Problem statement: Below is a block of records. Copy every line in it that contains the word "icons".

==== Provided information ====

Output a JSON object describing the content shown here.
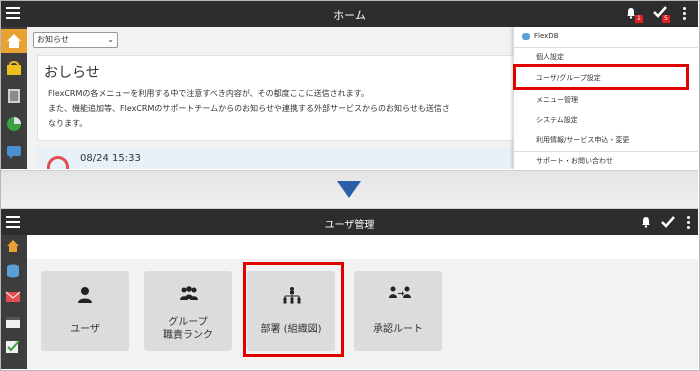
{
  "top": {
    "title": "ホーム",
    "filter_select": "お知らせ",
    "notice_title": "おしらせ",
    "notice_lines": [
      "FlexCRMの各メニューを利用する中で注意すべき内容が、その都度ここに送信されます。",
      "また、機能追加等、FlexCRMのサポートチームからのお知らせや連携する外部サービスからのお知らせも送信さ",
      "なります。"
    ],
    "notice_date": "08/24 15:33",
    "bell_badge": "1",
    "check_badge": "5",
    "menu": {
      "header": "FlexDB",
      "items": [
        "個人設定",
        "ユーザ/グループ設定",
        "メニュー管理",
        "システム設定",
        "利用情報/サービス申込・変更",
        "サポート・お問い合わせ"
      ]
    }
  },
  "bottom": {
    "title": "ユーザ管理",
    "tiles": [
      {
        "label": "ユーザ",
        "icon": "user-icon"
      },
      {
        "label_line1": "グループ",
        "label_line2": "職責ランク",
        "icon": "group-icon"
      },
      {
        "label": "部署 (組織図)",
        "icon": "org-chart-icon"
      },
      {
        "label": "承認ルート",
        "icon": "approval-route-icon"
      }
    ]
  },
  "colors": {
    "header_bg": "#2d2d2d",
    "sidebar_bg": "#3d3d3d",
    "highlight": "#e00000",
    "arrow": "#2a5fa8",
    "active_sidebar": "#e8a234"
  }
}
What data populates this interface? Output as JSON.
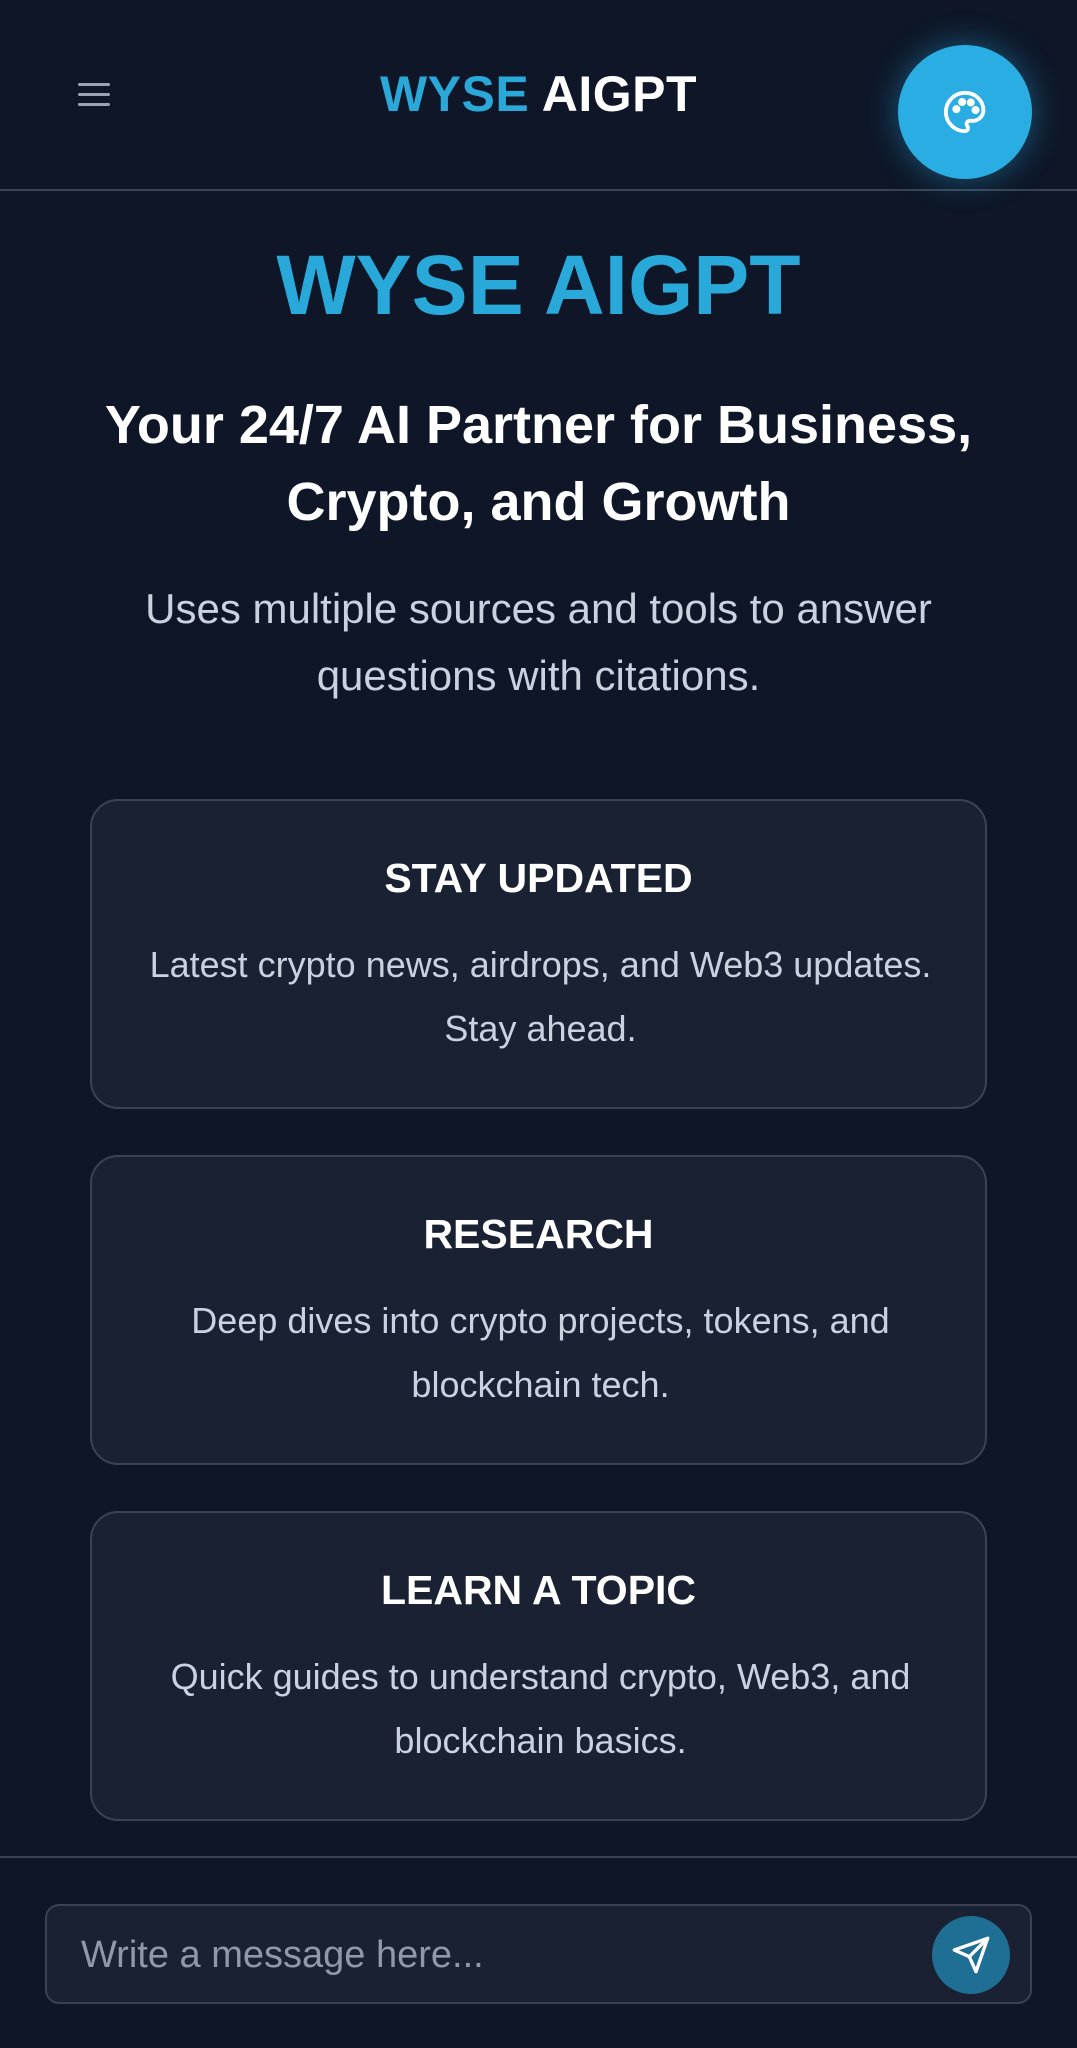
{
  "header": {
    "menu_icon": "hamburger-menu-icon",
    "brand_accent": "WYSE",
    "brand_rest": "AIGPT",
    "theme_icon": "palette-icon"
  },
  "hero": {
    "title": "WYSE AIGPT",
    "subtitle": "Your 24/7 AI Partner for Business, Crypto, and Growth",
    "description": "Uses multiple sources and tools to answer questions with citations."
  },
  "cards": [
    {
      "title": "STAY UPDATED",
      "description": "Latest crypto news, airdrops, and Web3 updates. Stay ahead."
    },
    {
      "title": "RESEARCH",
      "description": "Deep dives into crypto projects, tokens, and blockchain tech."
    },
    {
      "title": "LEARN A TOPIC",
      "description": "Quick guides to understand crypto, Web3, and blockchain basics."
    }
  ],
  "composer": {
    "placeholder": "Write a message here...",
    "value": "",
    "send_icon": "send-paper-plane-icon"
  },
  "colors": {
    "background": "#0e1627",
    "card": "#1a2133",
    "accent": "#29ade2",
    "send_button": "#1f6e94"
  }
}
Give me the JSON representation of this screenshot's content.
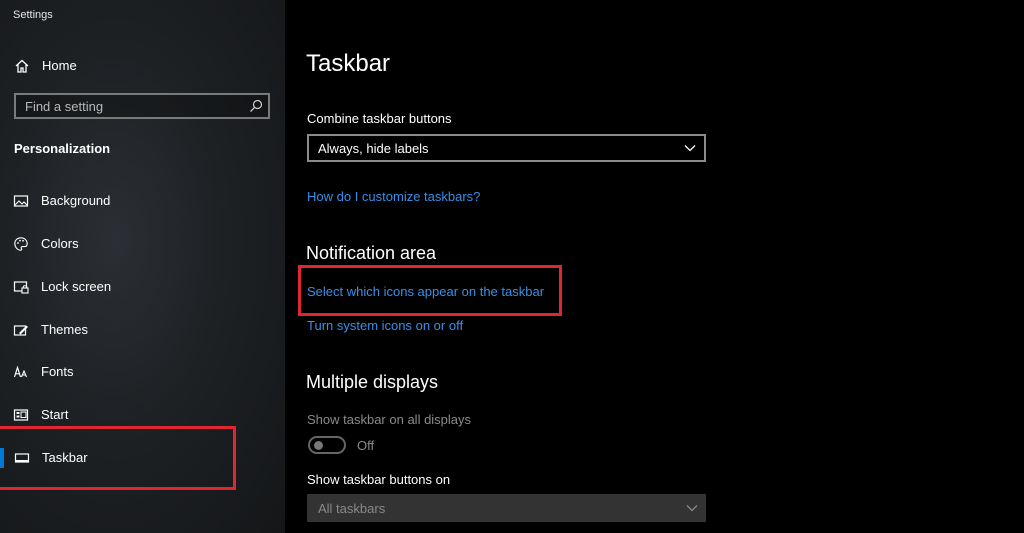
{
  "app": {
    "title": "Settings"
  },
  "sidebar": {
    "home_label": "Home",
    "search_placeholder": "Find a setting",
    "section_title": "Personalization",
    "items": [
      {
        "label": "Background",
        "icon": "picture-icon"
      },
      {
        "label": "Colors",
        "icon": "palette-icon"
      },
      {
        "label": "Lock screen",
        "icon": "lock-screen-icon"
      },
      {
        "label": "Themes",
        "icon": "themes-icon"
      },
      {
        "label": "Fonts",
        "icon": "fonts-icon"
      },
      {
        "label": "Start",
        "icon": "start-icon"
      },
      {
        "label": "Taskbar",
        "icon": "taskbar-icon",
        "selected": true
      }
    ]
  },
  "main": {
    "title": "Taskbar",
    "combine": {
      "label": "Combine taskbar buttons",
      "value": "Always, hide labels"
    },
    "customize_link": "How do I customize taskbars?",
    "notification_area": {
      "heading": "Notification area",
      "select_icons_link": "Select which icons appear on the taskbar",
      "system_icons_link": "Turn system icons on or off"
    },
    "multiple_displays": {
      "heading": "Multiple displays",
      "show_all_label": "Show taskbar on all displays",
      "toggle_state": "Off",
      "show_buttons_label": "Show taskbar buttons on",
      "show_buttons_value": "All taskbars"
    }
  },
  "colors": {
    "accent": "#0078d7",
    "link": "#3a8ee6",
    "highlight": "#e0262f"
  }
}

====

Output below:
      "select_icons_link": "Select which icons appear on the taskbar",
      "system_icons_link": "Turn system icons on or off"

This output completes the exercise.